The fight of the evening wound up being between Marcos Maidana and Jesus Soto Karass, which in itself wasn’t entirely surprising, but it was supposed to have stiffer competition.
Maidana opened the fight throwing bombs as usual, but wasn’t able to so much as wobble Soto Karass, who was dipping and weaving under shots as Maidana chopped down at his head. Both men took turns leading and countering over the first four or five rounds, but the fight was littered with fouls, and both men were deducted points in round 4 for hitting on the break. In round 7 Maidana was penalized a point again for hitting on the break and was told to watch his head. But Maidana managed to land a booming right that put Soto Karass down towards the end of the round, just as it was looking like Maidana wouldn’t be able to make a dent.

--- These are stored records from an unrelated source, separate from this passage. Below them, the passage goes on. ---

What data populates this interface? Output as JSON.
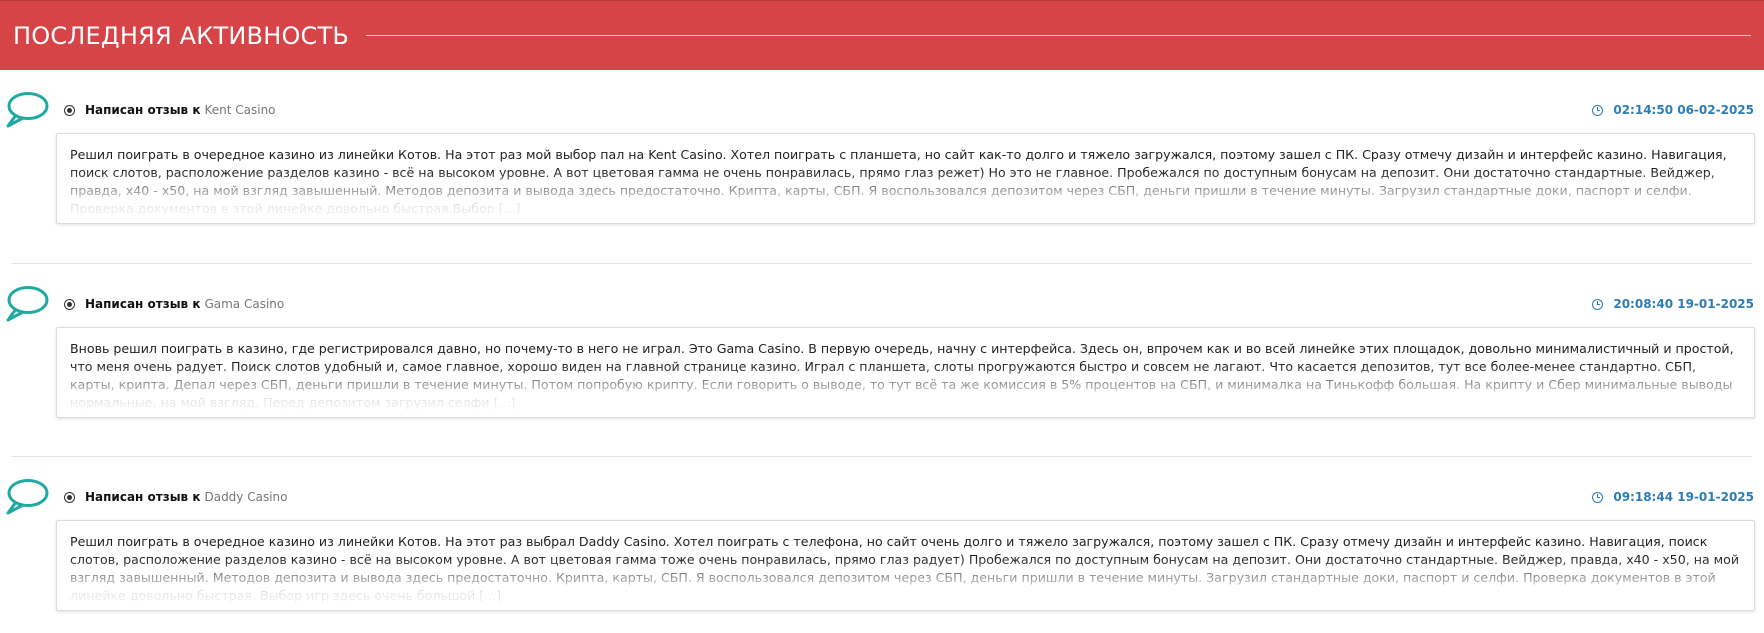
{
  "header": {
    "title": "ПОСЛЕДНЯЯ АКТИВНОСТЬ",
    "background": "#d74447"
  },
  "colors": {
    "bubble": "#1fa9a1",
    "timestamp": "#2e7cb5"
  },
  "entries": [
    {
      "icon": "speech-bubble-icon",
      "prefix": "Написан отзыв к",
      "casino": "Kent Casino",
      "timestamp": "02:14:50 06-02-2025",
      "text": "Решил поиграть в очередное казино из линейки Котов. На этот раз мой выбор пал на Kent Casino. Хотел поиграть с планшета, но сайт как-то долго и тяжело загружался, поэтому зашел с ПК. Сразу отмечу дизайн и интерфейс казино. Навигация, поиск слотов, расположение разделов казино - всё на высоком уровне. А вот цветовая гамма не очень понравилась, прямо глаз режет) Но это не главное. Пробежался по доступным бонусам на депозит. Они достаточно стандартные. Вейджер, правда, x40 - x50, на мой взгляд завышенный. Методов депозита и вывода здесь предостаточно. Крипта, карты, СБП. Я воспользовался депозитом через СБП, деньги пришли в течение минуты. Загрузил стандартные доки, паспорт и селфи. Проверка документов в этой линейке довольно быстрая.Выбор [...]"
    },
    {
      "icon": "speech-bubble-icon",
      "prefix": "Написан отзыв к",
      "casino": "Gama Casino",
      "timestamp": "20:08:40 19-01-2025",
      "text": "Вновь решил поиграть в казино, где регистрировался давно, но почему-то в него не играл. Это Gama Casino. В первую очередь, начну с интерфейса. Здесь он, впрочем как и во всей линейке этих площадок, довольно минималистичный и простой, что меня очень радует. Поиск слотов удобный и, самое главное, хорошо виден на главной странице казино. Играл с планшета, слоты прогружаются быстро и совсем не лагают. Что касается депозитов, тут все более-менее стандартно. СБП, карты, крипта. Депал через СБП, деньги пришли в течение минуты. Потом попробую крипту. Если говорить о выводе, то тут всё та же комиссия в 5% процентов на СБП, и минималка на Тинькофф большая. На крипту и Сбер минимальные выводы нормальные, на мой взгляд. Перед депозитом загрузил селфи [...]"
    },
    {
      "icon": "speech-bubble-icon",
      "prefix": "Написан отзыв к",
      "casino": "Daddy Casino",
      "timestamp": "09:18:44 19-01-2025",
      "text": "Решил поиграть в очередное казино из линейки Котов. На этот раз выбрал Daddy Casino. Хотел поиграть с телефона, но сайт очень долго и тяжело загружался, поэтому зашел с ПК. Сразу отмечу дизайн и интерфейс казино. Навигация, поиск слотов, расположение разделов казино - всё на высоком уровне. А вот цветовая гамма тоже очень понравилась, прямо глаз радует) Пробежался по доступным бонусам на депозит. Они достаточно стандартные. Вейджер, правда, x40 - x50, на мой взгляд завышенный.  Методов депозита и вывода здесь предостаточно. Крипта, карты, СБП. Я воспользовался депозитом через СБП, деньги пришли в течение минуты. Загрузил стандартные доки, паспорт и селфи. Проверка документов в этой линейке довольно быстрая. Выбор игр здесь очень большой [...]"
    }
  ]
}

The knockdown made all the difference and Maidana came out in round 8 looking like a starving wild animal searching for a meal. He hammered away at Soto Karass, who fell into the ropes and just covered up, forcing referee Kenny Bayless to stop the action at 0:43 of the 8th.
The first bout of the Showtime telecast was about as one-sided as the last, as IBF bantamweight beltholder Leo Santa Cruz retained his strap via 5th round corner retirement of former flyweight titlist Eric “Little Hands of Steel” Morel.
A high output, damaging style overwhelmed Morel in just about every round, though he managed to stay somewhat competitive throughout. But the body work from Santa Cruz was beastly and very consistent. Morel didn’t seem to have a ton of trouble landing, but his punches were having little effect on the younger man. Finally after round 5, Morel signaled that he’d taken enough punishment and the bout was stopped, taking Santa Cruz’s record to 21-0-1 (12 KO), while Morel, getting up in age and boxing years, saw his record dip to 46-4 (23 KO).
None of the fights, including the untelevised and Showtime Extreme-televised undercard bouts, were boring. In fact, they all added up to a nice, enjoyable fight card that lived up to pre-fight expectations in terms of entertainment, for the most part. And every bout save for Ponce De Leon vs. Gonzalez featured at least one fighter under the age of 30, which hopefully means that fans will be in for more solid action in the near future.